**Task statement**. Show every line in the records below that contains the word "your".

**Records to use**.
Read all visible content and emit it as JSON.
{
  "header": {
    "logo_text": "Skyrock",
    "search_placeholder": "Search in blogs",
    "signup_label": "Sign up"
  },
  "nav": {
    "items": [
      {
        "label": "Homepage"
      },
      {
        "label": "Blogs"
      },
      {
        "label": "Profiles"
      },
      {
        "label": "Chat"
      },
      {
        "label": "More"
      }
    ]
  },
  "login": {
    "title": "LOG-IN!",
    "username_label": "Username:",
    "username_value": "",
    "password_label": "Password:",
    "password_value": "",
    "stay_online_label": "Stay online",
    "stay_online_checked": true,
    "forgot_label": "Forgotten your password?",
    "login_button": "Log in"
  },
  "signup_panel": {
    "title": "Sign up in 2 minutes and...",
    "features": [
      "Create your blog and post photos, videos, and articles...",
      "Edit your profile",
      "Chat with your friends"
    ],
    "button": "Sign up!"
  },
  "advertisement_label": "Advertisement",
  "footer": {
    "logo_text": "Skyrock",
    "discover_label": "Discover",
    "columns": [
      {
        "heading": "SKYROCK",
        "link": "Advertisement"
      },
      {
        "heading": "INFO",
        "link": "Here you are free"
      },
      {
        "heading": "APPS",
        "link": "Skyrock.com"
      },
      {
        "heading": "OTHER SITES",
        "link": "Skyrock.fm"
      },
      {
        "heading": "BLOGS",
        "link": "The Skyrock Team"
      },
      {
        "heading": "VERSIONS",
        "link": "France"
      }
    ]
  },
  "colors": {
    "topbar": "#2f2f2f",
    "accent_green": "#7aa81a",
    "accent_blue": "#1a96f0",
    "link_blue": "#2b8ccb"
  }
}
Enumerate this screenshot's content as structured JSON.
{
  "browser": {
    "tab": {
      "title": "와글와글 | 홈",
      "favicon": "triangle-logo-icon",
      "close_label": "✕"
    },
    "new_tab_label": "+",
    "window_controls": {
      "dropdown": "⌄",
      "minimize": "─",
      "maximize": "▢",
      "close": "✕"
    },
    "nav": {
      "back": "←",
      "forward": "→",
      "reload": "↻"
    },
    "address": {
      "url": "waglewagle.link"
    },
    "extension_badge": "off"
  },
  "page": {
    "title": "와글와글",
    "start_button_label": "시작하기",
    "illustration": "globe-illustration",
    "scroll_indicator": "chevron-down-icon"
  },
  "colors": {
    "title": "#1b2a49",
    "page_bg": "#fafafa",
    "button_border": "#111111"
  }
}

**Exercise answer**.
    "forgot_label": "Forgotten your password?",
      "Create your blog and post photos, videos, and articles...",
      "Edit your profile",
      "Chat with your friends"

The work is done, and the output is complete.